Adobe Myriad Pro is a sans-serif typeface in five styles, five weights plus italics. It is suitable for headlines and body text, and is the primary typeface for use in documents, advertising and online.
Buy Adobe Garamond Pro and Adobe Myriad Pro online from Adobe. These typefaces are available from other reputable font vendors as well.
BC Sans is a new Open Source typeface free to download. It was developed to create improved readability and delivery of our digital services, and also contain support for multiple languages including Indigenous languages in B.C.
The Queen's Printer produces government signs using pre-qualified fabricators throughout the province. Ministries shouldn't directly contract sign fabricators to produce government signs. The Provincial Sign Program or GCPE's Graphic Communications can assist ministries to design signs.
Ministries planning signs should first contact their ministry’s GCPE communications office. It is important to ensure the integrity of the government’s visual identity on signs. Communications using signs should be coordinated throughout government by GCPE or the Provincial Sign Program.
Door and Office Entrance Signs
Contact the Queen's Printer or GCPE's Graphic Communications team for office sign solutions.
Interior Wayfinding Signs
Contact the Queen's Printer for interior wayfinding sign solutions.
Capital Investment Signs
- Infrastructure Investment Signs - Specifications (PDF, 257 KB)
- Infrastructure Investment Signs - InDesign Templates (ZIP, 9 MB)
- Innovative Clean Energy (ICE) Fund Signs (PDF, 393 KB)
Commemorative Plaques and Markers
Standard Sign Blank Dimensions
The Ministry of Transportation and Infrastructure's Provincial Sign Program maintains a catalogue of dimensions for standard aluminum signs.
The government's Comptroller General regards all promotional items as informational communications.
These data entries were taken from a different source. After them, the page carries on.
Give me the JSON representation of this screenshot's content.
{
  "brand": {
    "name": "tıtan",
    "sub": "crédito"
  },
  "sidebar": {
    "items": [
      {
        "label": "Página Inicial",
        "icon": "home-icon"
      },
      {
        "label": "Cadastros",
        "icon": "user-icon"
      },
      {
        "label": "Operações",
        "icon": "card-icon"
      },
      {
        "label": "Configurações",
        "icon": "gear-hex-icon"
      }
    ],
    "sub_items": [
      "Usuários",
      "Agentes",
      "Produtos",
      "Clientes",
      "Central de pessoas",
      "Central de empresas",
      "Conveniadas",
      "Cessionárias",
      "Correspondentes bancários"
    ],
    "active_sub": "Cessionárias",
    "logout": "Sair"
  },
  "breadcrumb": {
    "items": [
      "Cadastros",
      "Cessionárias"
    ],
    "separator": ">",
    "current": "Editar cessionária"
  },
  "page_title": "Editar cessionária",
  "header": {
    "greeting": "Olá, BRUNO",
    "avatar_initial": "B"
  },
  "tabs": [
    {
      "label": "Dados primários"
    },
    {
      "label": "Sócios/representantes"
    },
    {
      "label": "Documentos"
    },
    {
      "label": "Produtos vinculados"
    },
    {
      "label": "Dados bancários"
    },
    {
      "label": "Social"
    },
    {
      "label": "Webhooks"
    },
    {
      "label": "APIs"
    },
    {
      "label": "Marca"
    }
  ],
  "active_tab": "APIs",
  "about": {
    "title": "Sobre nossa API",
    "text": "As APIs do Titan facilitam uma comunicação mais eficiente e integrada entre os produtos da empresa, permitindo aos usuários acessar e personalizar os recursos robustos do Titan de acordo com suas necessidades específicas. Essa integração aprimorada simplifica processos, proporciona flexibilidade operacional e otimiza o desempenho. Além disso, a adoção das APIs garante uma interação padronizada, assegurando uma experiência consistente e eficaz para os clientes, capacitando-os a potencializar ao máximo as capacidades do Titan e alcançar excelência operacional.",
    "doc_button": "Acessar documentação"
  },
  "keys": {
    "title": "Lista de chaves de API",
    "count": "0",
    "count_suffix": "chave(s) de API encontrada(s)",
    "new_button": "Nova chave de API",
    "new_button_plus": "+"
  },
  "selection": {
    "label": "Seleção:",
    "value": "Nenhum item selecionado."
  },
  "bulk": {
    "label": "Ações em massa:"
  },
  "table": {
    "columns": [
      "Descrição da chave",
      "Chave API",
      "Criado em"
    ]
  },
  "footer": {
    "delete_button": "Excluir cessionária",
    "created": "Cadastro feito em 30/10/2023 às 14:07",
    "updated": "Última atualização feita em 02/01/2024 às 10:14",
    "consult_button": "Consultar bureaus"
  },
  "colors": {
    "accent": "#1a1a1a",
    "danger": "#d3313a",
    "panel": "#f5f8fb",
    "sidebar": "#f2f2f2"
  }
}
Ministries should budget these items under STOB 67.
GCPE’s Advertising and Marketing Services include "promotions". A promotion is anything that advertises the Government of British Columbia. It can be a publication, brochure, poster, video, pen, lapel pin, button, coffee mug, sign, etc.
Ministries that need promotional items must first contact their ministry's GCPE communications director.
The Protocol and Recognition Products branch has many qualified and competitive suppliers available. They are available to produce any promotional items.
The BC Mark is the only mark approved for use on the front of government public service stationery. There is no flexibility in the design, content or print specifications for stationery. This policy ensures recipients immediately recognize the authority of government employees.
Only government employees can use government-issued business cards and stationery.
Purpose of Government Stationery
The government is the source of provincial policies, laws, programs and services. Stationery shows recipients that the sender is an agent of the Government of British Columbia. Accurate reproduction of the appropriate marks signifies government authorship and responsibility.
Order pre-printed letterhead and business cards from Queen's Printer only. Use professionally printed stationery for all official correspondence. Before ordering stationery, verify the correct mailing address with BC Mail Plus. Queen’s Printer has current electronic design templates for all stationery.
Because desktop printers can’t print the BC Mark accurately or professionally, avoid using these printers for stationery items.
Government stationery includes two suites. The Public Service stationery suite uses the BC Mark. The Executive stationery suite incorporates the B.C. Coat of Arms.
Only members of the Executive, Legislative and Judicial branches of government and their immediate staff can use Executive stationery.
All government vehicles should include the BC Mark on both sides and the rear of the vehicle.
This clearly shows the vehicle is in service to the public. It also reinforces the visual identity in a mobile and visible way. Refer to the Procurement Services Branch's Vehicle Fleet Management and the GCPE Graphic Communications guidelines (PDF, 2.6 MB) to plan a fleet vehicle visual identity program.